Work out how many lines in the data hold the word "Pipeline", and reply with that number only.

*** Record excerpts Section Begins ***

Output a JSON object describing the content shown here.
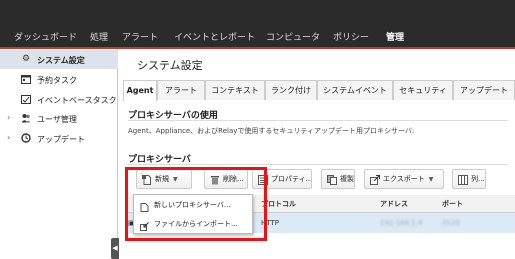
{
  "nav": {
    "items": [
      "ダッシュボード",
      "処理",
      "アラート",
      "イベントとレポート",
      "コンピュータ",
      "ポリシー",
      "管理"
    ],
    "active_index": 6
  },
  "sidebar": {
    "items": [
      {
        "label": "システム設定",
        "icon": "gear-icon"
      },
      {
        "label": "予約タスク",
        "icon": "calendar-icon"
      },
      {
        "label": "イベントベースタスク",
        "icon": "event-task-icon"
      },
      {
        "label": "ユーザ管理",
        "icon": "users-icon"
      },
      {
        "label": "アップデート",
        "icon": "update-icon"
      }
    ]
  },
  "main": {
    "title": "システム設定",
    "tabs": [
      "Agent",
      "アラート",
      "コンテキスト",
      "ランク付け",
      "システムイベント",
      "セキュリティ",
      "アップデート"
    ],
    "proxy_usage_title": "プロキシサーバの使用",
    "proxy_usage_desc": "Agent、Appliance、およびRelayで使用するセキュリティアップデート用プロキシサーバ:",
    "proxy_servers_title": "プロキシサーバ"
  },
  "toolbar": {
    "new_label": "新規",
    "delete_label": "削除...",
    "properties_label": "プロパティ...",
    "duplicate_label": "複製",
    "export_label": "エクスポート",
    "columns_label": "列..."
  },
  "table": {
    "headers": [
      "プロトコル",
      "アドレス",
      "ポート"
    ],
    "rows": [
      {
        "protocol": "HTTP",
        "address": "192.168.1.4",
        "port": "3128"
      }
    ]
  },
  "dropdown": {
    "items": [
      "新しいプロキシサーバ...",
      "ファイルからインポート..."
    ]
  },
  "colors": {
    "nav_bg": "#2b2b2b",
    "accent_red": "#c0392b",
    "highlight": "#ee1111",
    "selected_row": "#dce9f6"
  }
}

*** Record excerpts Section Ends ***
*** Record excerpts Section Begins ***

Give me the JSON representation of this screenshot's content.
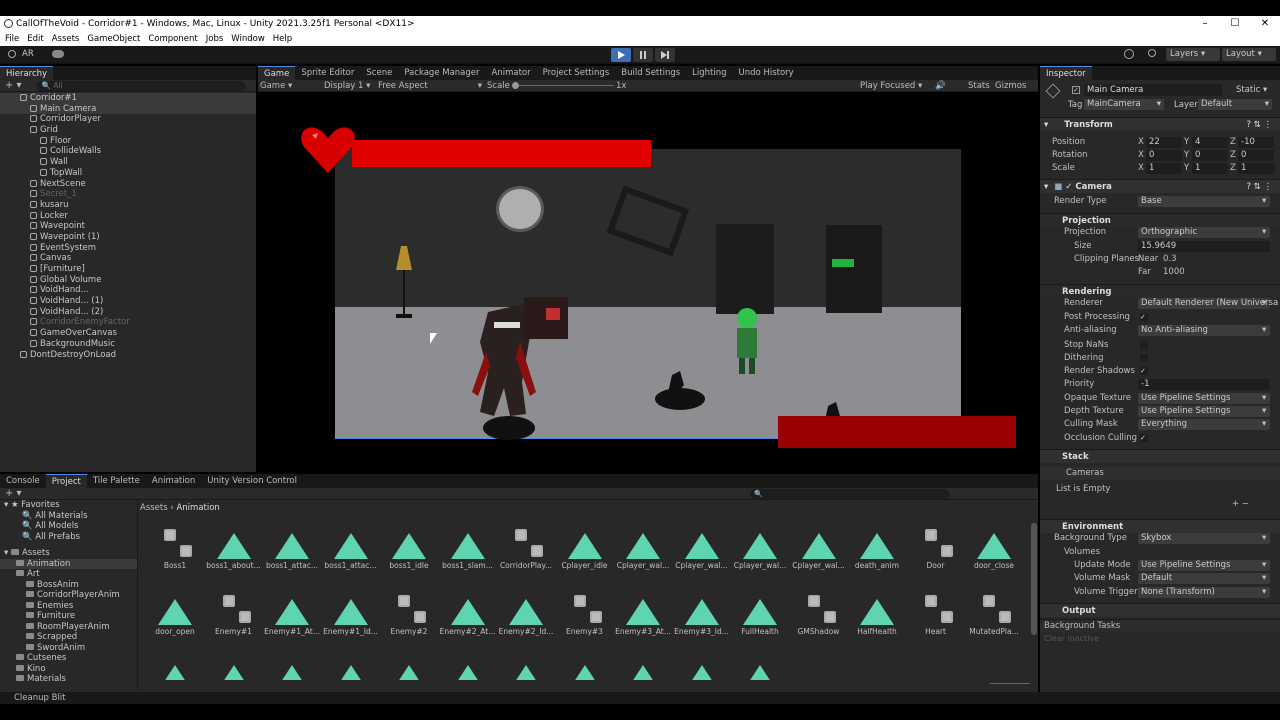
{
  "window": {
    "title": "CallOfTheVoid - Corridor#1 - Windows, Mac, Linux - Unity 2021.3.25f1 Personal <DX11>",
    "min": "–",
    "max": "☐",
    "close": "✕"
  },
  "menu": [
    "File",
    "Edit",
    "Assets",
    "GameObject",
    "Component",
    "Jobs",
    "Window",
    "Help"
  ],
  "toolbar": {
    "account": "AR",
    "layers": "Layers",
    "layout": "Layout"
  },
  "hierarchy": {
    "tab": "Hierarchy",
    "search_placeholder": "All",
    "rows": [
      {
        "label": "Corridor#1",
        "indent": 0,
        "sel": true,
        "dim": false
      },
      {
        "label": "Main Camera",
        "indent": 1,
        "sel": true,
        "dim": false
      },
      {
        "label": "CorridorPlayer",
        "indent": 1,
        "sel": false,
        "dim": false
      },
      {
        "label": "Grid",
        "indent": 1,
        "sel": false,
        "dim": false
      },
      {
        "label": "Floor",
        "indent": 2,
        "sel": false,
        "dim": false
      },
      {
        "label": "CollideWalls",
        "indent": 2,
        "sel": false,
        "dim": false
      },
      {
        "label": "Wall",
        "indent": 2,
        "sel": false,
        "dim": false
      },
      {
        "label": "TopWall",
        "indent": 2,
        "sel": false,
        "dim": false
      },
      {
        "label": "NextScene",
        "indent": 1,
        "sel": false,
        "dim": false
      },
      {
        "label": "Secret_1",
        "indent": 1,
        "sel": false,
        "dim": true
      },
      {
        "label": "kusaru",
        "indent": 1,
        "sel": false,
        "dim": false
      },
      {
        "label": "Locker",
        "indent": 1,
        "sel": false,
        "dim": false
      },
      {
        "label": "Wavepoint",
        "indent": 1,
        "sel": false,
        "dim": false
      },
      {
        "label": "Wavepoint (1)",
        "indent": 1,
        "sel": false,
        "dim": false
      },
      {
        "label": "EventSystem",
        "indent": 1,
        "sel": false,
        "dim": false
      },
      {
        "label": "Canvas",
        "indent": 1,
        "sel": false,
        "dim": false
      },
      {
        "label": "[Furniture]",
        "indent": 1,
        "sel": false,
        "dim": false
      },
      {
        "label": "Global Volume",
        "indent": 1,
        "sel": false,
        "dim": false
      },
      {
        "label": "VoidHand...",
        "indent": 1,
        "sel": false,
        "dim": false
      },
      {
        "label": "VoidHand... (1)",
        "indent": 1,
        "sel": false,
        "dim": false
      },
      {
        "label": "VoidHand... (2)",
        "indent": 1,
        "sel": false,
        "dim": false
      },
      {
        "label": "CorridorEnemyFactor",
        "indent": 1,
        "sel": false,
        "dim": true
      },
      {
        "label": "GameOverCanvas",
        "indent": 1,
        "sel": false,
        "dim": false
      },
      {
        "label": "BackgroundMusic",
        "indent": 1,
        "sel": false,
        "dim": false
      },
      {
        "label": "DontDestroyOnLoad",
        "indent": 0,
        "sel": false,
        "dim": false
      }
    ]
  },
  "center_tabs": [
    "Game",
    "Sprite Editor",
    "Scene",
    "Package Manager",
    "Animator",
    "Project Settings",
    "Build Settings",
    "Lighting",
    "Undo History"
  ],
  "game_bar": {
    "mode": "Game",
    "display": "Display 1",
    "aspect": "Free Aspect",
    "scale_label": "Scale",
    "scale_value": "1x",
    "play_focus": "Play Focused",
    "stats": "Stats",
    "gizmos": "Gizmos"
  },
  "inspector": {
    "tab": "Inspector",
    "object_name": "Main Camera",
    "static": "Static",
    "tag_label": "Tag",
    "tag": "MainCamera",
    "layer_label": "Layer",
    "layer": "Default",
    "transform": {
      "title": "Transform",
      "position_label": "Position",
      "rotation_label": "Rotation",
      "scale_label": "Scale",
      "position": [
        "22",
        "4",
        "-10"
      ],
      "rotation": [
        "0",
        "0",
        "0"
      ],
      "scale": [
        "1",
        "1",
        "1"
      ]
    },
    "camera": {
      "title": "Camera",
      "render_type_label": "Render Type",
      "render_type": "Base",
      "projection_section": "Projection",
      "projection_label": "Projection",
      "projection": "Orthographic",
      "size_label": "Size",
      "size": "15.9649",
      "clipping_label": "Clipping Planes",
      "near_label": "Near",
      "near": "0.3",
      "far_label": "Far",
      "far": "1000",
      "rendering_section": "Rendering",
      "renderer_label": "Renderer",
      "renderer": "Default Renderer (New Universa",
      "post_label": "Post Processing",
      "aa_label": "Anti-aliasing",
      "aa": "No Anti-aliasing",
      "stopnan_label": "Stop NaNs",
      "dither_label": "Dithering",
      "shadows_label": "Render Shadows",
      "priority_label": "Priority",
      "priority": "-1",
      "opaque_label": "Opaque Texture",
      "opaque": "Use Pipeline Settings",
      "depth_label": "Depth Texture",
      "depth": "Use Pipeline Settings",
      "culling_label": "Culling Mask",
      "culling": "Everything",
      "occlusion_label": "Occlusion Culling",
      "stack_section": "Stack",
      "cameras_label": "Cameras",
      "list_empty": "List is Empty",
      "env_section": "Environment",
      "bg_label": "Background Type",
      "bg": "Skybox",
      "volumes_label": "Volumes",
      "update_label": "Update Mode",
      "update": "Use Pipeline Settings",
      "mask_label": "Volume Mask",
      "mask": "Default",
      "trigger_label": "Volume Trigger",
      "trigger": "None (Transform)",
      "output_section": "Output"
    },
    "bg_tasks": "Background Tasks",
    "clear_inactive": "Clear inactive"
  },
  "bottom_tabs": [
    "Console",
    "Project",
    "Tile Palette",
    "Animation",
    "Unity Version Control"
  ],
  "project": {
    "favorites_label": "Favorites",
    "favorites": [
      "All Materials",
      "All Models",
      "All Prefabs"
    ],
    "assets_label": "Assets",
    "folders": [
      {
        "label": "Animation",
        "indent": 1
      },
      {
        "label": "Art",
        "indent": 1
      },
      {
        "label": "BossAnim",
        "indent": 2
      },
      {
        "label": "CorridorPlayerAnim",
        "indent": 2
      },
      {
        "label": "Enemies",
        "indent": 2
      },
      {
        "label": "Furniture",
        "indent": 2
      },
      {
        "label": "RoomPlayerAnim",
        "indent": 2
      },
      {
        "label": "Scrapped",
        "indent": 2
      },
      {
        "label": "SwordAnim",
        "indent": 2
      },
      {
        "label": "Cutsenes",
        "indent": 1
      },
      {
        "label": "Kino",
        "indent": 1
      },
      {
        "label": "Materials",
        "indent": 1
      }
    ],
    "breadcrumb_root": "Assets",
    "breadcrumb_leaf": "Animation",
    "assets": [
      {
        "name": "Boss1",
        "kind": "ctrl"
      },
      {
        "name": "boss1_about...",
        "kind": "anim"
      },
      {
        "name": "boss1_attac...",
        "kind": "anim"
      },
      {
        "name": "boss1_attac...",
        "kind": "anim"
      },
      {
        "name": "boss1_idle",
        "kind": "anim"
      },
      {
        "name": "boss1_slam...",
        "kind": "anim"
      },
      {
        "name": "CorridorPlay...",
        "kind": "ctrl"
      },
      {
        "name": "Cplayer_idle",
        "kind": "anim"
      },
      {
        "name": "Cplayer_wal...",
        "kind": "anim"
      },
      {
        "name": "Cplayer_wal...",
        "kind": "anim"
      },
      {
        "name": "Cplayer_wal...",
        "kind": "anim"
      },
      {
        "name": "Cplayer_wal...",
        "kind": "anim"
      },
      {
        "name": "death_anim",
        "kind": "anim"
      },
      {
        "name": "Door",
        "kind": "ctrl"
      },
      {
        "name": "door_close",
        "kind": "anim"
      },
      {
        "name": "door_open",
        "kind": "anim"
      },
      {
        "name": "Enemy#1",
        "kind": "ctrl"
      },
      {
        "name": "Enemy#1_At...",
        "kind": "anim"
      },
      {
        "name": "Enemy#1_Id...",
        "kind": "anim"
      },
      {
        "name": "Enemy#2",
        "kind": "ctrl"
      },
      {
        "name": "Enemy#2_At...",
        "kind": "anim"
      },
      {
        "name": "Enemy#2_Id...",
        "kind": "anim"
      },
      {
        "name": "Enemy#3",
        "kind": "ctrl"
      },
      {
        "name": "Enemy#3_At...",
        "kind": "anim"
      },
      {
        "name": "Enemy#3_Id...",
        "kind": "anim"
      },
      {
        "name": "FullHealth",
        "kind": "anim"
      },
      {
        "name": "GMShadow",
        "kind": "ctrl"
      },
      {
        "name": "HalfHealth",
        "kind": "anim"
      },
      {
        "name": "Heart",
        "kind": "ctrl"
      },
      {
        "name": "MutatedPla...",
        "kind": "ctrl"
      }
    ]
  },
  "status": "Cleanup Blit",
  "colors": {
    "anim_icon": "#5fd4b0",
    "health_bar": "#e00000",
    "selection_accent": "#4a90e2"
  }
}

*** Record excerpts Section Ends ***

* **Problem solution**
3